Hundreds of people have spent the night away from their homes after five inches of snow brought chaos to Cornwall.
About 1,000 motorists had been trapped on Bodmin Moor but police say all had managed to move off or find a bed.
Many children were stuck in their schools for much of the evening and some were forced to stay in friends or teachers' homes.
Seven military aircraft have been on standby and heavy lifting vehicles have been brought in to move abandoned cars.
The Territorial Army has been asked to help people from their vehicles and helicopters carrying blankets were also flying to the area.
About 500 vehicles, including coaches, were stuck on the A30 between Kennards House and Bodmin near to Jamaica Inn.
Devon and Cornwall Police said the A30 eastbound has reopened and was "passable with extreme caution", but the westbound carriageway remained closed.
The A390 was still blocked, but the A38 has reopened, police said.
Inspector Sean Pepper, of Devon and Cornwall Police, said everyone has been rescued from Bodmin Moor and 20 vehicles were left abandoned on the A30.
"The area has been swept with thermal imaging and we believe no one is left in any vehicles left abandoned on the road," added Mr Pepper.
A Ministry of Defence spokeswoman said: "As part of the joint effort between the RAF and the Navy, two helicopters carrying blankets are being sent from St Mawgen to Bodmin where a centre has been made available for drivers stuck in the snow."
More than 100 people were taken by coach to the Wadebridge Leisure Centre and 350 people were expected to sleep at the Dragon Leisure Centre, in Bodmin.
There were no reports of anyone being injured although many drivers were angry and frustrated.
Many children were trapped at school during the evening.
But a spokeswoman for Cornwall County Council said: "We won't have any children sleeping in schools tonight.
"They have either been able to get home or they are staying with friends locally, or in one case in a local hotel."
More than 300 pupils from one school, Treviglas Community College in Newquay, were rescued by tractors and four wheel drives by friends and family after becoming snowed in.
Fifteen pupils, aged 15 to 18, are spending the night in nearby hotel The Grantham Astor, along with three stranded teachers.
Deputy head teacher Malcolm Broad said: "They are the older students. We have managed to get most of the younger students home."
Cornwall's Eden Project has been closed

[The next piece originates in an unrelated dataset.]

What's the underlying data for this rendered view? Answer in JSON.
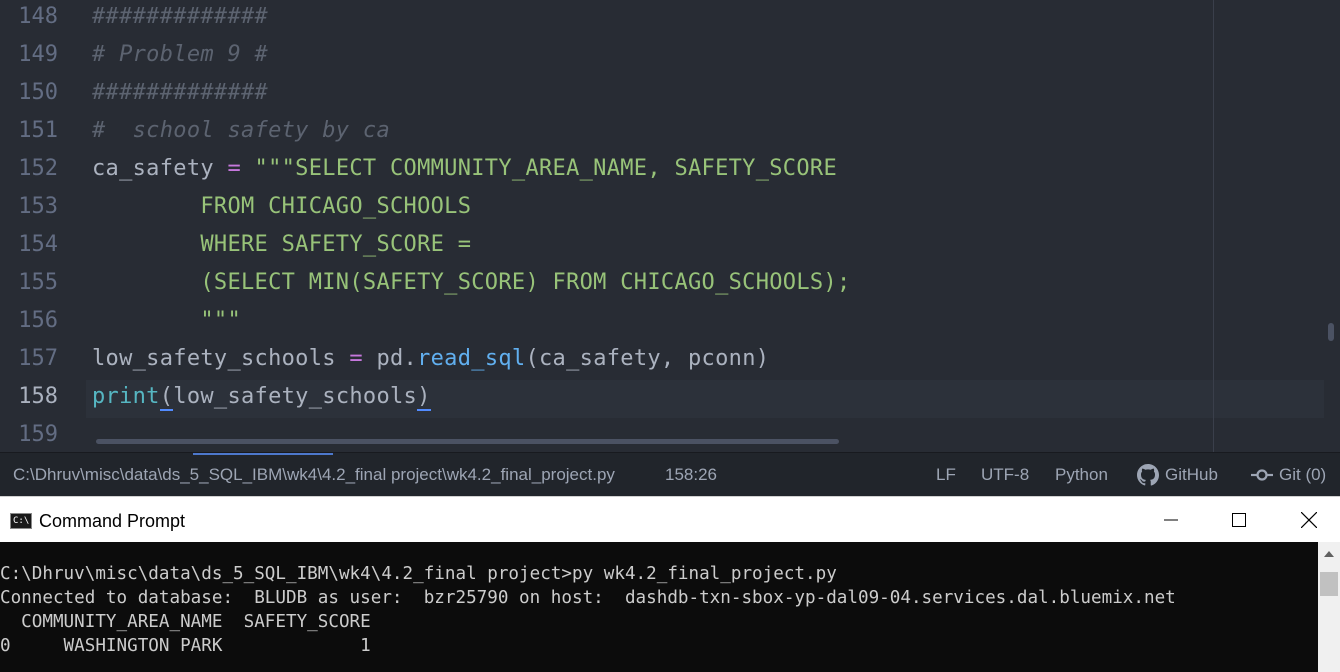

The Royal Cornwall Hospital in Truro put out an urgent call for nurses, midwives and health care assistants to cover shifts overnight and on Saturday.
The NHS has asked the public only to contact hospitals in emergencies and use NHS Direct wherever possible.
The Eden Project was forced to close for the first time. Newquay Airport was also closed as were more than 70 schools across Devon and Cornwall.
Rail services on the Par to Newquay branch line were suspended while fallen trees blocked one of the two tracks, causing delays to First Great Western services between London Paddington and Penzance.